[[ EXTRACTED ENTRIES, beginning ]]

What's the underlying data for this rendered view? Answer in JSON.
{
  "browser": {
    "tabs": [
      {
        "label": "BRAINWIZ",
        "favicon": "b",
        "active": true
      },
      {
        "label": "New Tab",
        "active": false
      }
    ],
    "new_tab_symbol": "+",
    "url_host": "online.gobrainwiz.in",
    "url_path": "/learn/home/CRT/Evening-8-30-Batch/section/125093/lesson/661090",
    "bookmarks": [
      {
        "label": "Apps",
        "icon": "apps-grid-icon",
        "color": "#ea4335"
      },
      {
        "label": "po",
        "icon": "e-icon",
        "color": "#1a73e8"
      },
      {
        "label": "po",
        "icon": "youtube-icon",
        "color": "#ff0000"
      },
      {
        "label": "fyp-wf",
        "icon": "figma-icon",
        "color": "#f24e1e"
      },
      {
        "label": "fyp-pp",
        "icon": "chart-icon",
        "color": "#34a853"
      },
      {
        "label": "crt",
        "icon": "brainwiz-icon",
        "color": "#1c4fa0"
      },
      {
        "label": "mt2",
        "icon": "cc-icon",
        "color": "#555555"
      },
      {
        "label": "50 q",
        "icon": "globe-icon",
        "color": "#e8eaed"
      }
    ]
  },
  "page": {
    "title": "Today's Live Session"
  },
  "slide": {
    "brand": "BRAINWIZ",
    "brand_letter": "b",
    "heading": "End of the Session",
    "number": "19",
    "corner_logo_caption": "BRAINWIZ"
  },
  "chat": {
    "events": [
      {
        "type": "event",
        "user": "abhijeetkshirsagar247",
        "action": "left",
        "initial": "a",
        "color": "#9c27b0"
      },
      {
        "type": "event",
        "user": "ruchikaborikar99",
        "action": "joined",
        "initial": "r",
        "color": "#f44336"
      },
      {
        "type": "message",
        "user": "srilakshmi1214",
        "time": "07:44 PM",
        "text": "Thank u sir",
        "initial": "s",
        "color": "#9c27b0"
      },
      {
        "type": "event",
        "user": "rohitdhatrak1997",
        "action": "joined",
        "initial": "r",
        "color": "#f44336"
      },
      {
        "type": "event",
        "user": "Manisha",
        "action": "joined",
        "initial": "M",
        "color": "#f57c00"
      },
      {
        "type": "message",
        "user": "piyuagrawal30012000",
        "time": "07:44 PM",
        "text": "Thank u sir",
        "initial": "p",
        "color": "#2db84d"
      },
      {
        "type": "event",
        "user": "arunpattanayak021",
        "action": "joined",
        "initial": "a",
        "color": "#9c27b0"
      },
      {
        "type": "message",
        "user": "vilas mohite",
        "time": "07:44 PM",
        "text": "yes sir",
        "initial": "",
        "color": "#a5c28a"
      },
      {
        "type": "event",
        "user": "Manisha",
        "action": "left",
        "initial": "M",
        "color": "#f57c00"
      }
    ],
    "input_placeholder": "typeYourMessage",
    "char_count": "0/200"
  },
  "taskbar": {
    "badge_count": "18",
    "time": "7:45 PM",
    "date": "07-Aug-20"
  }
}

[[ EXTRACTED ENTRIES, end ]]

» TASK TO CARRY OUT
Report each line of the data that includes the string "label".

» FINISHED EXERCISE
        "label": "BRAINWIZ",
        "label": "New Tab",
        "label": "Apps",
        "label": "po",
        "label": "po",
        "label": "fyp-wf",
        "label": "fyp-pp",
        "label": "crt",
        "label": "mt2",
        "label": "50 q",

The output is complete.